The committee will first assess transportation, which includes parking and the flow of pedestrian, bicycle and automobile traffic, and the aesthetics of streets and street signs.

Accessibility from residential areas to the hospital and campus will be evaluated, along with safety levels for pedestrians while traveling to and from. Public safety will also be assessed in all areas of downtown.

Numerous community members voiced their ideas for downtown in the last half of the meeting. Topics such as parking and spaces for outdoor recreation were heavily discussed.

City Manager Kevin Baity presented architectural solutions from several university towns, with an emphasis on Normal and Kent, Ohio. He said the two towns have persevered from the fiscal and enrollment issues SIU is currently experiencing.


Ezra Brabham, a freshman from Long Island, N.Y., said the downtown area should have more room for outdoor recreation.

“The main area over there is not really set up for a park, or barbeques or community functions,” Brabham said. “It seems like it’s just a place for the alcoholics to chill.”

Stacy Calvert, an alumna from Niles, said she has seen a big change in community attraction to the downtown area since she graduated in 1996.

“Downtown was where it was at,” Calvert said. “It was vital.
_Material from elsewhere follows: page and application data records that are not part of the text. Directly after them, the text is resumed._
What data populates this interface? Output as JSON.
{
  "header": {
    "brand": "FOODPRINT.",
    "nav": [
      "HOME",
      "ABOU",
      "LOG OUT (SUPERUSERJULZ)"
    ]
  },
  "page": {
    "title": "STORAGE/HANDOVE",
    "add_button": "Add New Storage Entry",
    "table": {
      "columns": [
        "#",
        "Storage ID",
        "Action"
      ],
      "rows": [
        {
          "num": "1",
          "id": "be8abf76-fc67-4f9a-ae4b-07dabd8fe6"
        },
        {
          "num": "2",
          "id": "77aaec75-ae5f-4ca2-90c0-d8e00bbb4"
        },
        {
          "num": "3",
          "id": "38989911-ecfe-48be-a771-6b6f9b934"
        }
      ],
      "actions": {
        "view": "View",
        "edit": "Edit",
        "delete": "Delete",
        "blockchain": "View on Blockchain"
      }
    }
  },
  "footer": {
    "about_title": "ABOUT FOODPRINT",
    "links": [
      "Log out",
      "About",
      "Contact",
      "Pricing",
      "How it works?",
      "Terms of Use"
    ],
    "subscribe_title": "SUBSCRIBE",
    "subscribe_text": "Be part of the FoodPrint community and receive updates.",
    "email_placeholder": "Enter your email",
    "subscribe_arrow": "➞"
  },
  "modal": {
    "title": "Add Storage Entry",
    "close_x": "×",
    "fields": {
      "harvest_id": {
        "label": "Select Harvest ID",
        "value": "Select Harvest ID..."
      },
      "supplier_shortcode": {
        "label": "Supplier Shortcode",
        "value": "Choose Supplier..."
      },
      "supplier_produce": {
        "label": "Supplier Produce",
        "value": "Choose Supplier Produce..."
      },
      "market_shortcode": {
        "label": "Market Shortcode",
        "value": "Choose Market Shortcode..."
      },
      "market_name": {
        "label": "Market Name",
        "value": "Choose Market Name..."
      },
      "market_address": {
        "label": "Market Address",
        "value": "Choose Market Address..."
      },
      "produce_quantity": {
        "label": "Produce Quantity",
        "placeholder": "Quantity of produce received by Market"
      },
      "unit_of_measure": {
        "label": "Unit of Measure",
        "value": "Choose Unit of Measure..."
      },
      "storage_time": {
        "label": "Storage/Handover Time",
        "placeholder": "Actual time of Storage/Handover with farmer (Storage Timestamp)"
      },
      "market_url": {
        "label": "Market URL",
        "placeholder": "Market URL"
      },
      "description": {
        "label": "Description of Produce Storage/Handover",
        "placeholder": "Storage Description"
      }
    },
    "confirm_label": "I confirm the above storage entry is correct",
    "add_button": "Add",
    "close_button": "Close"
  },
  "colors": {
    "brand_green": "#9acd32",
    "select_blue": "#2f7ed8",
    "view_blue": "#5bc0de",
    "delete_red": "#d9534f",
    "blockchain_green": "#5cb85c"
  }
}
It was vibrant, it was everything.”

Calvert said when she returned to Carbondale four years ago, the area was not what it used to be. She said she wants to see the addition of more local businesses in the future.

Currently, the DAC does not have a budget for any future projects.

Langowski said the committee should consider applying for grants.

He said Baity referenced a community that received a multimodal transportation complex through the Transportation Investment Generating Economic Recover, or TIGER Discretionary Grant Program.

“Why couldn’t we acquire one of those grants as well?” Langowski said. “We certainly need it.”

At the meeting, Meghan Cole, the director of Carbondale Main Street, was appointed as vice president of the committee, and Marie Bukowski was designated as the committee secretary.

The next meeting will be held at 6:30 p.m. Sept. 3 at Carbondale Main Street, where the committee will discuss transportation.

The schedule of meetings and assigned topics can be found at All ideas can be sent to [email protected].